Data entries
********************
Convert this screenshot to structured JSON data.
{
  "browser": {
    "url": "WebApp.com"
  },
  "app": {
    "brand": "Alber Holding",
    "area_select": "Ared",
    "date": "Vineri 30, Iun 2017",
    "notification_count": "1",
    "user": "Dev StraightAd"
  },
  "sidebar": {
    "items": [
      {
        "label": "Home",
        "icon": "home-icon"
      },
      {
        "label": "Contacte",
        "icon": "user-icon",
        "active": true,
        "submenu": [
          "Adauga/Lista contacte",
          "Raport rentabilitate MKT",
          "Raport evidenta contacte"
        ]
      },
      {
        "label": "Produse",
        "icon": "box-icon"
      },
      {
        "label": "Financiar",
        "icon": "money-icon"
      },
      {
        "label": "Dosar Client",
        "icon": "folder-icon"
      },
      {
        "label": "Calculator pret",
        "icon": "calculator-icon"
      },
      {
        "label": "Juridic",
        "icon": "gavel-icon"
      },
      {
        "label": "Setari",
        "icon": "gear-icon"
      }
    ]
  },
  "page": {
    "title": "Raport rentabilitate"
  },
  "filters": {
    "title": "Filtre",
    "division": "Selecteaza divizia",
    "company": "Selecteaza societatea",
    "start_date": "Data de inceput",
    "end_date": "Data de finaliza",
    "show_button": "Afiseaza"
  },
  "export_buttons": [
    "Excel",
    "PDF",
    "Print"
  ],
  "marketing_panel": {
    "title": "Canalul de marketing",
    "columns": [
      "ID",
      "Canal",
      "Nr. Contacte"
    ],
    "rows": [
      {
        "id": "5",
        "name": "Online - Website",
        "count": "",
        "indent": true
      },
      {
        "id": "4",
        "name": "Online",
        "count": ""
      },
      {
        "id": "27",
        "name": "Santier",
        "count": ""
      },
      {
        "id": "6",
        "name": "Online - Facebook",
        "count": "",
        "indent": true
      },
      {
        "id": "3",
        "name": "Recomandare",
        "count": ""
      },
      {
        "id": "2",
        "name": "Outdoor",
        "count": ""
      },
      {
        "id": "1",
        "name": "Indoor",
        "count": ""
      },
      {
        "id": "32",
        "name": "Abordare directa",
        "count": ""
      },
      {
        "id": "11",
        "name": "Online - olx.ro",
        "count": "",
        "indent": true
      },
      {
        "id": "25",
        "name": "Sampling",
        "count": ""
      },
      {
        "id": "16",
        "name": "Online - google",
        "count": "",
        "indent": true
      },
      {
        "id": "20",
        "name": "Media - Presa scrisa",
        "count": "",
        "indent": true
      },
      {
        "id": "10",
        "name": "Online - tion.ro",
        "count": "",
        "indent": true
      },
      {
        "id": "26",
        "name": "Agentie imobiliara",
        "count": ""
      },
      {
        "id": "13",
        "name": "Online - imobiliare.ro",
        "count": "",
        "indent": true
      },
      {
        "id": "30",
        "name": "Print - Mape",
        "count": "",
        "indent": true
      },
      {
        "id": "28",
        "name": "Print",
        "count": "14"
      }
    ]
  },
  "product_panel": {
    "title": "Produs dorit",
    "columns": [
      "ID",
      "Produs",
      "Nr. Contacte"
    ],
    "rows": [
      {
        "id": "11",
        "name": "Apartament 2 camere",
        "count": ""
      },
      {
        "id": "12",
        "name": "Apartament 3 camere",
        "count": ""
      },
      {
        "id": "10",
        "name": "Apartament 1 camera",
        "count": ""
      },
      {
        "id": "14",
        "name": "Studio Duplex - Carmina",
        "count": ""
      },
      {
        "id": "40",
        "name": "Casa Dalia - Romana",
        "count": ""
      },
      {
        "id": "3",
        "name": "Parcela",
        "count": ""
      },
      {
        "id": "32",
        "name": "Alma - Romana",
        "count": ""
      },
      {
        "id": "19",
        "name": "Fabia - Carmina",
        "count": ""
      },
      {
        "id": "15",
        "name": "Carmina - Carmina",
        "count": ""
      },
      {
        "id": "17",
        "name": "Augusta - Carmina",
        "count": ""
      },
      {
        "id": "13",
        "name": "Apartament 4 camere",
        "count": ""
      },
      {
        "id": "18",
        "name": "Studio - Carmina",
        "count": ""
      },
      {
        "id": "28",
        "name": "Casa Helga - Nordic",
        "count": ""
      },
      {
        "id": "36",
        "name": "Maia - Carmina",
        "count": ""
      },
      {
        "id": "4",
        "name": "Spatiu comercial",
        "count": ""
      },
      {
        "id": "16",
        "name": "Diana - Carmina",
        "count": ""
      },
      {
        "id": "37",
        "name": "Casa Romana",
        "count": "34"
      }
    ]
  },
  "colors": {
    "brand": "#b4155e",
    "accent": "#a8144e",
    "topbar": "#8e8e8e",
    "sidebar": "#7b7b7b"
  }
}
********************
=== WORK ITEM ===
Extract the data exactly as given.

=== ANSWER SECTION ===
Convert this screenshot to structured JSON data.
{
  "browser": {
    "url": "WebApp.com"
  },
  "app": {
    "brand": "Alber Holding",
    "area_select": "Ared",
    "date": "Vineri 30, Iun 2017",
    "notification_count": "1",
    "user": "Dev StraightAd"
  },
  "sidebar": {
    "items": [
      {
        "label": "Home",
        "icon": "home-icon"
      },
      {
        "label": "Contacte",
        "icon": "user-icon",
        "active": true,
        "submenu": [
          "Adauga/Lista contacte",
          "Raport rentabilitate MKT",
          "Raport evidenta contacte"
        ]
      },
      {
        "label": "Produse",
        "icon": "box-icon"
      },
      {
        "label": "Financiar",
        "icon": "money-icon"
      },
      {
        "label": "Dosar Client",
        "icon": "folder-icon"
      },
      {
        "label": "Calculator pret",
        "icon": "calculator-icon"
      },
      {
        "label": "Juridic",
        "icon": "gavel-icon"
      },
      {
        "label": "Setari",
        "icon": "gear-icon"
      }
    ]
  },
  "page": {
    "title": "Raport rentabilitate"
  },
  "filters": {
    "title": "Filtre",
    "division": "Selecteaza divizia",
    "company": "Selecteaza societatea",
    "start_date": "Data de inceput",
    "end_date": "Data de finaliza",
    "show_button": "Afiseaza"
  },
  "export_buttons": [
    "Excel",
    "PDF",
    "Print"
  ],
  "marketing_panel": {
    "title": "Canalul de marketing",
    "columns": [
      "ID",
      "Canal",
      "Nr. Contacte"
    ],
    "rows": [
      {
        "id": "5",
        "name": "Online - Website",
        "count": "",
        "indent": true
      },
      {
        "id": "4",
        "name": "Online",
        "count": ""
      },
      {
        "id": "27",
        "name": "Santier",
        "count": ""
      },
      {
        "id": "6",
        "name": "Online - Facebook",
        "count": "",
        "indent": true
      },
      {
        "id": "3",
        "name": "Recomandare",
        "count": ""
      },
      {
        "id": "2",
        "name": "Outdoor",
        "count": ""
      },
      {
        "id": "1",
        "name": "Indoor",
        "count": ""
      },
      {
        "id": "32",
        "name": "Abordare directa",
        "count": ""
      },
      {
        "id": "11",
        "name": "Online - olx.ro",
        "count": "",
        "indent": true
      },
      {
        "id": "25",
        "name": "Sampling",
        "count": ""
      },
      {
        "id": "16",
        "name": "Online - google",
        "count": "",
        "indent": true
      },
      {
        "id": "20",
        "name": "Media - Presa scrisa",
        "count": "",
        "indent": true
      },
      {
        "id": "10",
        "name": "Online - tion.ro",
        "count": "",
        "indent": true
      },
      {
        "id": "26",
        "name": "Agentie imobiliara",
        "count": ""
      },
      {
        "id": "13",
        "name": "Online - imobiliare.ro",
        "count": "",
        "indent": true
      },
      {
        "id": "30",
        "name": "Print - Mape",
        "count": "",
        "indent": true
      },
      {
        "id": "28",
        "name": "Print",
        "count": "14"
      }
    ]
  },
  "product_panel": {
    "title": "Produs dorit",
    "columns": [
      "ID",
      "Produs",
      "Nr. Contacte"
    ],
    "rows": [
      {
        "id": "11",
        "name": "Apartament 2 camere",
        "count": ""
      },
      {
        "id": "12",
        "name": "Apartament 3 camere",
        "count": ""
      },
      {
        "id": "10",
        "name": "Apartament 1 camera",
        "count": ""
      },
      {
        "id": "14",
        "name": "Studio Duplex - Carmina",
        "count": ""
      },
      {
        "id": "40",
        "name": "Casa Dalia - Romana",
        "count": ""
      },
      {
        "id": "3",
        "name": "Parcela",
        "count": ""
      },
      {
        "id": "32",
        "name": "Alma - Romana",
        "count": ""
      },
      {
        "id": "19",
        "name": "Fabia - Carmina",
        "count": ""
      },
      {
        "id": "15",
        "name": "Carmina - Carmina",
        "count": ""
      },
      {
        "id": "17",
        "name": "Augusta - Carmina",
        "count": ""
      },
      {
        "id": "13",
        "name": "Apartament 4 camere",
        "count": ""
      },
      {
        "id": "18",
        "name": "Studio - Carmina",
        "count": ""
      },
      {
        "id": "28",
        "name": "Casa Helga - Nordic",
        "count": ""
      },
      {
        "id": "36",
        "name": "Maia - Carmina",
        "count": ""
      },
      {
        "id": "4",
        "name": "Spatiu comercial",
        "count": ""
      },
      {
        "id": "16",
        "name": "Diana - Carmina",
        "count": ""
      },
      {
        "id": "37",
        "name": "Casa Romana",
        "count": "34"
      }
    ]
  },
  "colors": {
    "brand": "#b4155e",
    "accent": "#a8144e",
    "topbar": "#8e8e8e",
    "sidebar": "#7b7b7b"
  }
}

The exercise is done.